Milososki says last night's killings began with an attack by the ethnic-Albanian National Liberation Army (UCK) between Gajre and Sipkovica on a vehicle bringing food to security forces. One Macedonian soldier was killed and three injured in the incident. The insurgents then attacked an ambulance under military escort that was on its way to rescue the injured, and killed four more soldiers.
One of the dead soldiers was an ethnic Albanian army sergeant and another was a Macedonian from the southeastern town of Strumica. But the other three dead are reported to have been ethnic Macedonian reservists from the city of Bitola, the hometown of four policemen who were killed in late April. Their funerals unleashed two waves of anti-Albanian night-time violence in which gangs of Macedonians torched over 50 Albanian-owned shops, cafes, and kiosks.

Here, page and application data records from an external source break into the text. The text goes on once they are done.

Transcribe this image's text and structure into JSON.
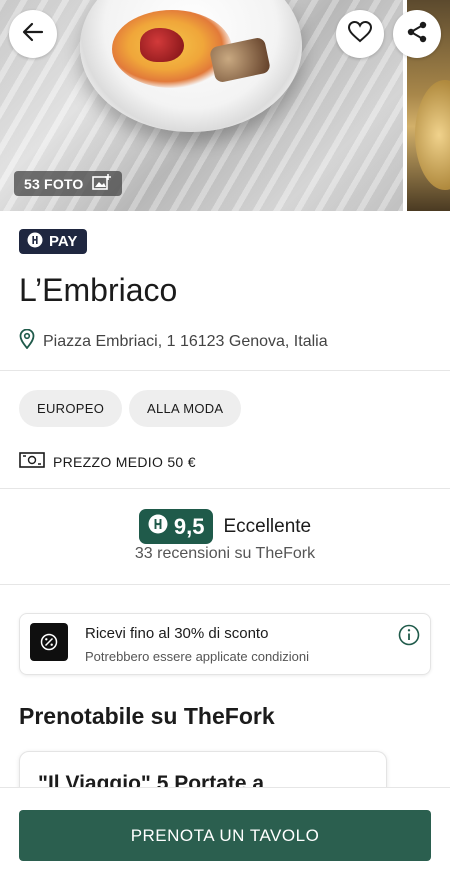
{
  "hero": {
    "photo_count": "53 FOTO"
  },
  "pay_badge": {
    "label": "PAY"
  },
  "restaurant": {
    "name": "L’Embriaco",
    "address": "Piazza Embriaci, 1 16123 Genova, Italia"
  },
  "tags": [
    "EUROPEO",
    "ALLA MODA"
  ],
  "price": {
    "label": "PREZZO MEDIO 50 €"
  },
  "rating": {
    "score": "9,5",
    "word": "Eccellente",
    "reviews": "33 recensioni su TheFork"
  },
  "promo": {
    "title": "Ricevi fino al 30% di sconto",
    "subtitle": "Potrebbero essere applicate condizioni"
  },
  "booking_section": {
    "title": "Prenotabile su TheFork",
    "card_title": "\"Il Viaggio\" 5 Portate a"
  },
  "cta": {
    "label": "PRENOTA UN TAVOLO"
  },
  "colors": {
    "primary_green": "#2b5f4f",
    "rating_green": "#1f5a4a",
    "pay_navy": "#1f2740"
  },
  "icons": [
    "back-arrow-icon",
    "heart-icon",
    "share-icon",
    "photo-add-icon",
    "fork-icon",
    "map-pin-icon",
    "banknote-icon",
    "percent-icon",
    "info-icon"
  ]
}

Interior Minister Ljube Boskovski last night called for speedy action to end the insurgency. In his words, "we must act to find a solution because they [the rebels] don't understand the language of dialogue."
And in an interview with RFE/RL, Defense Ministry spokesman Gjeorgji Trendafilov said Macedonia has no choice but to arm itself as fast as possible:
"We are confronted with attempted aggression, attempted occupation of a part of Macedonia's territory. We have to defend our country and ourselves."
Asked to comment on news reports that Macedonia is purchasing 12 Russian and U.S. combat helicopters and four Sukhoi-25 fighter jets, Trendafilov said he would only announce details once the aircraft are delivered to Macedonia.
The Defense Ministry spokesman reiterated the military is determined to stamp out the UCK insurgency.
"We have an alien military force on our territory that has to be destroyed efficiently in any way."
Macedonian forces, after two weeks of fighting in late March, retook Gajre, Sipkovica, and some eight other villages and hamlets west and north of Tetovo. But rather than establishing itself in each of the communities, all of which are ethnically Albanian and most of which have been heavily depopulated since the fighting, the army based itself at a ski resort on Mount Popova Sapka and sent patrols into the area.
Most UCK fighters are believed to have left the Sar mountain range by late March and moved east to the (Skopska Crna Gora/Karadak) hills west of Kumanovo, where fighting erupted in early May. Nevertheless, a few UCK guerillas remained in the Sar mountains and the mayor of Sipkovica recently told RFE/RL that hardly a day has gone by without the sound of gunfire or mortar shells.
Virtually all the residents of several of the most remote mountain villages, such as Vejce and Brodec, fled to Kosovo in March. Residents of larger villages closer to Tetovo have been blocked by security forces for more than a month from traveling to schools, jobs, and shops in Tetovo.
There was also heavy fighting overnight northeast of Skopje in the Lipkovo district near Kumanovo, mainly around the villages of Matejce, Otja, Slupcane, and Orizare, where clashes erupted five weeks ago (May 3) and have continued almost daily ever since.
Macedonian news media said today the city of Kumanovo has run out of drinking water because the rebels have allegedly shot off the supply lines from the hills to the west.